*What is needed*:
Go through the data and say how many lines include the string "this"; return only the figure.
(Entries shown begins)
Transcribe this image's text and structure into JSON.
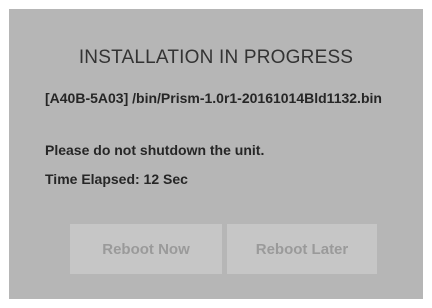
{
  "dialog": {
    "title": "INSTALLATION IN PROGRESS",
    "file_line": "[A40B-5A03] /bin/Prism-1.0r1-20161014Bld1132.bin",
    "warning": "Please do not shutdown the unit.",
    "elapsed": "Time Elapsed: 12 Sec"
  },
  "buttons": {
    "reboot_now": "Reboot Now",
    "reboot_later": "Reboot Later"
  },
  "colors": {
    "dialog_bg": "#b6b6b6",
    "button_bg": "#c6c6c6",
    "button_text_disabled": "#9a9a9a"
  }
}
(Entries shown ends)
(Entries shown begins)
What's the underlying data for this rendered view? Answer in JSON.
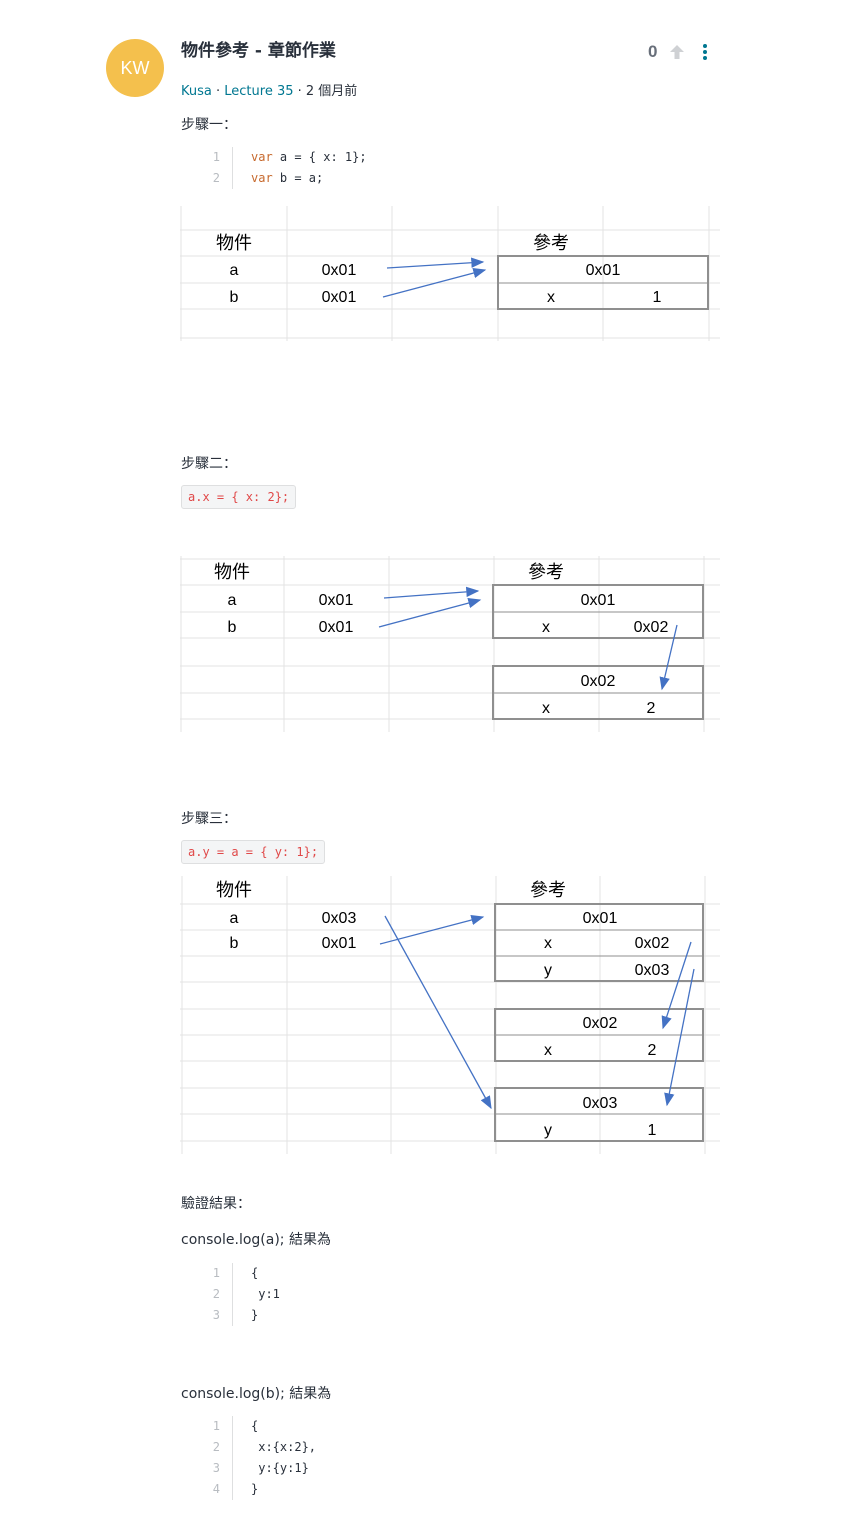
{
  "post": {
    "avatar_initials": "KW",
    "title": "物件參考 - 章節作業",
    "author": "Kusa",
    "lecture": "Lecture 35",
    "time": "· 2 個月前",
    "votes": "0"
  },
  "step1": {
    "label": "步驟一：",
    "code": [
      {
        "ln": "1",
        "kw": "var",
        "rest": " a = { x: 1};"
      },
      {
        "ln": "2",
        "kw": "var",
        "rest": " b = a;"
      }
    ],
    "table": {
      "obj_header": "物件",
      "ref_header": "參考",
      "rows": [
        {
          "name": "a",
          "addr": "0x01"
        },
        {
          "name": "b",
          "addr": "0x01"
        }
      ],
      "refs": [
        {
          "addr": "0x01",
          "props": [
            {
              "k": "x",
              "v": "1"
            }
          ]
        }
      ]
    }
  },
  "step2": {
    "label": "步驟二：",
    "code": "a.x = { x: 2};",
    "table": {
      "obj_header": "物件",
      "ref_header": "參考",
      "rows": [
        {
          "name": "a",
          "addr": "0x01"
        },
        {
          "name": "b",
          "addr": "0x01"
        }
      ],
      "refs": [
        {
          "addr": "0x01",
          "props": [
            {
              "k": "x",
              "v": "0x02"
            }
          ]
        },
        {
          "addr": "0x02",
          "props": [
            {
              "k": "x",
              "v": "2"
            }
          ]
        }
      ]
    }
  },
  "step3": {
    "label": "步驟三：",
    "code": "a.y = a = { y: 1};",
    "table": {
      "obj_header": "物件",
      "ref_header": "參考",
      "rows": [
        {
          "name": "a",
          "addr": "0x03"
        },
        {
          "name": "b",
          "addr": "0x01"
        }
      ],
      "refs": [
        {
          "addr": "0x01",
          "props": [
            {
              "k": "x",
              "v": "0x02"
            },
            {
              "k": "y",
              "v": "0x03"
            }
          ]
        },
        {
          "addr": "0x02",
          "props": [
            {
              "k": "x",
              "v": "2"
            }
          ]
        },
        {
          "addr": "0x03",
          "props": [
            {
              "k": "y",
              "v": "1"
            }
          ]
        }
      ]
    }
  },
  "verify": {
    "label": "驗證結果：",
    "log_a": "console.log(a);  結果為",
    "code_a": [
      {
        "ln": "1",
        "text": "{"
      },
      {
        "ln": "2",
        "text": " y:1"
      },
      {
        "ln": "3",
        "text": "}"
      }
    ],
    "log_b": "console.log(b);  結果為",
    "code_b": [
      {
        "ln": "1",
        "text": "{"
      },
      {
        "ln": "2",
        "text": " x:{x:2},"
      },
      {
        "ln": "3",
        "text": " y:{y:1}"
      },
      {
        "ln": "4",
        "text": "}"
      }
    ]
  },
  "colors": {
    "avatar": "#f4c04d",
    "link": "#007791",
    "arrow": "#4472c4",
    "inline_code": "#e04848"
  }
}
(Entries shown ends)
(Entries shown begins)
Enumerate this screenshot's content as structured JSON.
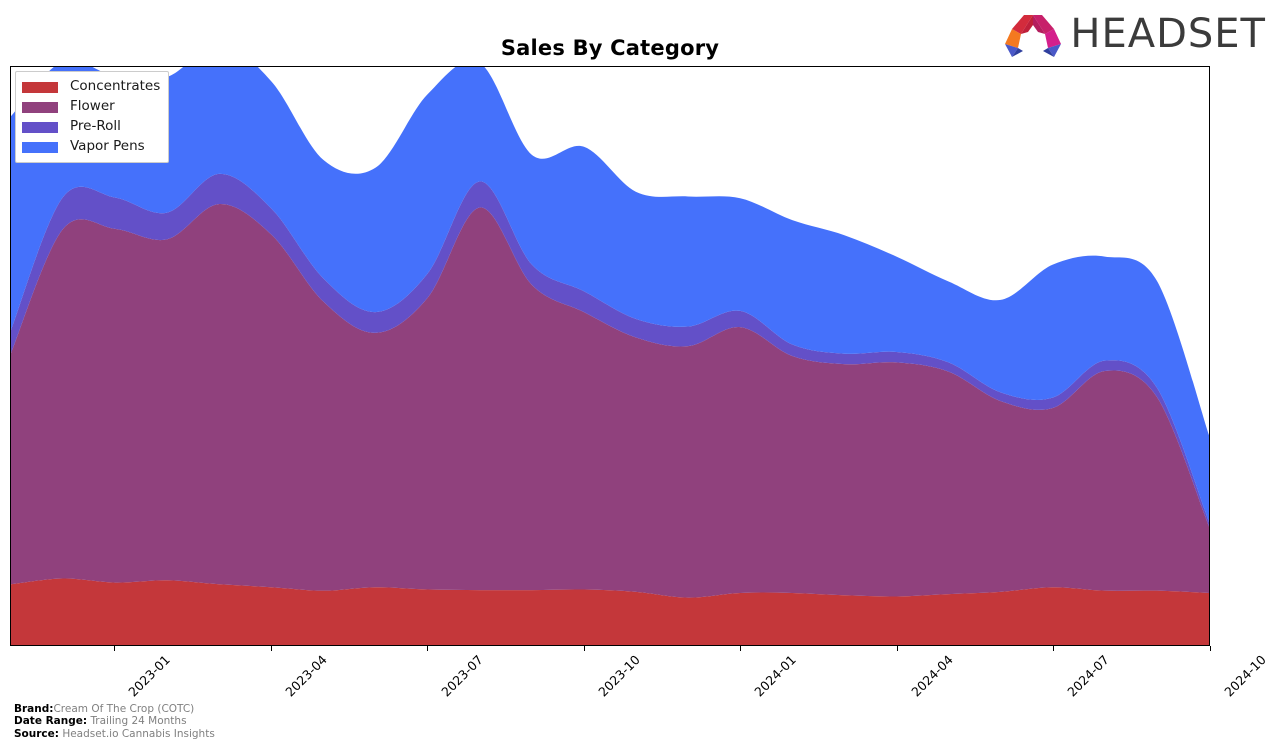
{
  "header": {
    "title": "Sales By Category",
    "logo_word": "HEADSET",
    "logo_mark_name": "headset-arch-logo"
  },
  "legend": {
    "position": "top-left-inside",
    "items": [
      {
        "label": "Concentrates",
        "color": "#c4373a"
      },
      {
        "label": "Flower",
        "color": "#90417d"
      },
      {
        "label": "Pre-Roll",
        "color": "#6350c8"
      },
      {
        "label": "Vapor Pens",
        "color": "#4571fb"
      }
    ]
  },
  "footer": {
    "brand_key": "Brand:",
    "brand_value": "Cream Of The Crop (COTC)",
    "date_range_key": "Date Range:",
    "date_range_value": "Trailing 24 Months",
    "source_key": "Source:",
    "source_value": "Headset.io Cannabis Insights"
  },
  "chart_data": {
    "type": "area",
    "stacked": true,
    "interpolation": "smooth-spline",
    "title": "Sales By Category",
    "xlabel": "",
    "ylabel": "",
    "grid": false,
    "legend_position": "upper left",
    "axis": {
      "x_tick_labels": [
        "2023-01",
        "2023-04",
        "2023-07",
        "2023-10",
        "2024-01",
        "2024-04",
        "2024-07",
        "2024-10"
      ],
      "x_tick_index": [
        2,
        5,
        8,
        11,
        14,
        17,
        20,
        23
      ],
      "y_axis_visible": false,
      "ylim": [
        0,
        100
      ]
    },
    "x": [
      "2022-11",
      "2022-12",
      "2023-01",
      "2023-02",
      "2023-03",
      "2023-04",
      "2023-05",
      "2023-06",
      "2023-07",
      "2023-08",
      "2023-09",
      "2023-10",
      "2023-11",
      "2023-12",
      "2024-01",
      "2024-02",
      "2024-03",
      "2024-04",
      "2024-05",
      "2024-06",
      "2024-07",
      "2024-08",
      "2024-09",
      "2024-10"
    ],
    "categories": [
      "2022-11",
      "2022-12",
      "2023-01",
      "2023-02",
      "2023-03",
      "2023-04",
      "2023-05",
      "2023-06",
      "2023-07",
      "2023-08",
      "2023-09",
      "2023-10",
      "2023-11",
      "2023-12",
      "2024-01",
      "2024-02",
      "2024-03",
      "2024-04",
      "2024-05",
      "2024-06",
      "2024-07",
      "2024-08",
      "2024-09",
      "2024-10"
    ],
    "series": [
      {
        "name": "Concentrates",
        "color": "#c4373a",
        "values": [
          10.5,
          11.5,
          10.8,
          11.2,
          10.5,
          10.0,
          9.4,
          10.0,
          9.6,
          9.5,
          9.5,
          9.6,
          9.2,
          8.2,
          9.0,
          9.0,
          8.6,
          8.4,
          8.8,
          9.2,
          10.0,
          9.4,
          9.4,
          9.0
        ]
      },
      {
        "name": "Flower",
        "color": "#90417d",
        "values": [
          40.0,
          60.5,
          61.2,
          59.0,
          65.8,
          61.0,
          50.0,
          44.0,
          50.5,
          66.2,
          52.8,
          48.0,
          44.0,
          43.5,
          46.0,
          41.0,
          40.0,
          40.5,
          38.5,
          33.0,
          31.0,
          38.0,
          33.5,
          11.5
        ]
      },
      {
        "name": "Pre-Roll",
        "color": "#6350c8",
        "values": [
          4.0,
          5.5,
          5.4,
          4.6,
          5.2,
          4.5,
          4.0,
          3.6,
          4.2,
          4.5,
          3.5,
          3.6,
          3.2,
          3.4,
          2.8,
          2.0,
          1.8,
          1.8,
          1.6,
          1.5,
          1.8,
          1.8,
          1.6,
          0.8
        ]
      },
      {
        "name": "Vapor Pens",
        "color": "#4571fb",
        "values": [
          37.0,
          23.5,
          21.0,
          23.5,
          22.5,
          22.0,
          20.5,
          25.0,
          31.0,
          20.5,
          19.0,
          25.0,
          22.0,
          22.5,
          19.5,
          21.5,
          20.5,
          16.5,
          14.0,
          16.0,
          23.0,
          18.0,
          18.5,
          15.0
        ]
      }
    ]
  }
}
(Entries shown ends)
*Solved problem*:
3